=== DATA FOR PROCESSING ===

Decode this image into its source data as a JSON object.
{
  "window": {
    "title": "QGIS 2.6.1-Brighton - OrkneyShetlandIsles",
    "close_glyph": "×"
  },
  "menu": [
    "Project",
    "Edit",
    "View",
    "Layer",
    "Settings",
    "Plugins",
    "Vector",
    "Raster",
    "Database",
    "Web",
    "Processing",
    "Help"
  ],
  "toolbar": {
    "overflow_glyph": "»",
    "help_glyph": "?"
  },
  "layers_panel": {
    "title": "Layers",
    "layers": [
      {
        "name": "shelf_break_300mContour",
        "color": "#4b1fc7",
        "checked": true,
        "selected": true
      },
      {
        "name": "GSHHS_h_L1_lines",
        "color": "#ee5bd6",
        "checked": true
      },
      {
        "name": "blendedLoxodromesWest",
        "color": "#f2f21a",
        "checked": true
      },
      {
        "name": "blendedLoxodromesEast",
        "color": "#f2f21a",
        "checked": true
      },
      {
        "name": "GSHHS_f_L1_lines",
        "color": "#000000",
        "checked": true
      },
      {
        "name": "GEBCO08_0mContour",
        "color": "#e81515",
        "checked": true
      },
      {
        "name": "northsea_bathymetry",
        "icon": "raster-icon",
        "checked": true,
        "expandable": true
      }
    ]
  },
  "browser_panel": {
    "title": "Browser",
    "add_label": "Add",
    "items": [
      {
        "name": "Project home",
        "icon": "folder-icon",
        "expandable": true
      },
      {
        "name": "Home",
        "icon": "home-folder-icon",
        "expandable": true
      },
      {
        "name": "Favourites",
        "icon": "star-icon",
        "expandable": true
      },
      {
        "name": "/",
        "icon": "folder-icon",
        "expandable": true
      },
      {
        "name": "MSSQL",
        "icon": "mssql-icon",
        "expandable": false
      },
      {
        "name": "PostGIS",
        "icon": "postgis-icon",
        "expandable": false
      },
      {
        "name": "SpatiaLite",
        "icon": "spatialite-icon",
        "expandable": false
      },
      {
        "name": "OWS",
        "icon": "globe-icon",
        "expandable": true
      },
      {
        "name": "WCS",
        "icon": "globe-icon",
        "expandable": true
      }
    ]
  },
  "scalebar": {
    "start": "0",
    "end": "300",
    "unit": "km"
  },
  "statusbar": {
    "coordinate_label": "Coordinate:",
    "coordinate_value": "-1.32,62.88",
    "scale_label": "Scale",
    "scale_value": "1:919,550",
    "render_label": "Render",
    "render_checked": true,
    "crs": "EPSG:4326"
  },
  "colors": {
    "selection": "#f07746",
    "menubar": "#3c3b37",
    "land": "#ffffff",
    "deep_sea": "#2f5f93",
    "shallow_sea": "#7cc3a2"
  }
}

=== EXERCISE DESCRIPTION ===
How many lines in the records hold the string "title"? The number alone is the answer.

=== EXERCISE RESULT ===
3